┌─ Study material
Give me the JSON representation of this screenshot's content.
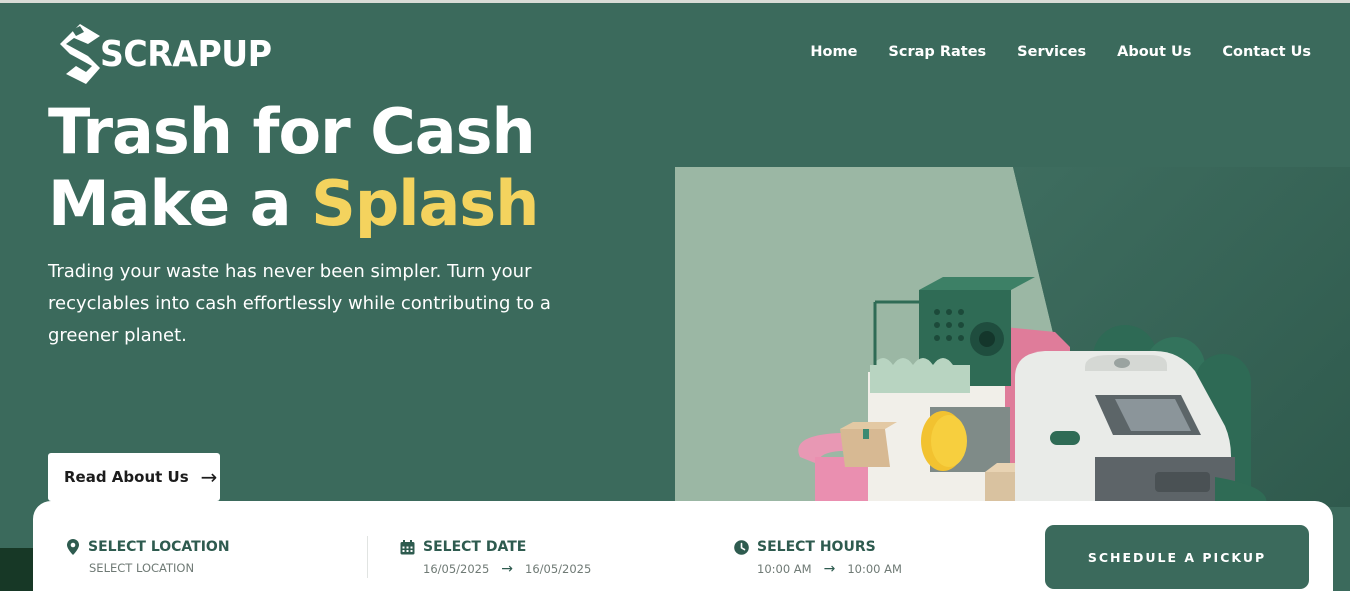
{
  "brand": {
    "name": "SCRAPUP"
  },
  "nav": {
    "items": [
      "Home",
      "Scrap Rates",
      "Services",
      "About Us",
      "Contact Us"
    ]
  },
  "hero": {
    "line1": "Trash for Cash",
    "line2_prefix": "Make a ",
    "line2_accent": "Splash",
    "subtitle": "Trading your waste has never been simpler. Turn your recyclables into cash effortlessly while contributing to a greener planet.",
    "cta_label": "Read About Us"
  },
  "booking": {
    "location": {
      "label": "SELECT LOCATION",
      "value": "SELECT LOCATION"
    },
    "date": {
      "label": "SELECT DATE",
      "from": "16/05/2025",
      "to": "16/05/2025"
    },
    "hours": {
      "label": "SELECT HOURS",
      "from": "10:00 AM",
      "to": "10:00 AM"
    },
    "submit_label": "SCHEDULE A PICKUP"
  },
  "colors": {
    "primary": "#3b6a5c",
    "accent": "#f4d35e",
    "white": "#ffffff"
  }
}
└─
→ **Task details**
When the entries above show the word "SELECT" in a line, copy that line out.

→ **Output for this exercise**
      "label": "SELECT LOCATION",
      "value": "SELECT LOCATION"
      "label": "SELECT DATE",
      "label": "SELECT HOURS",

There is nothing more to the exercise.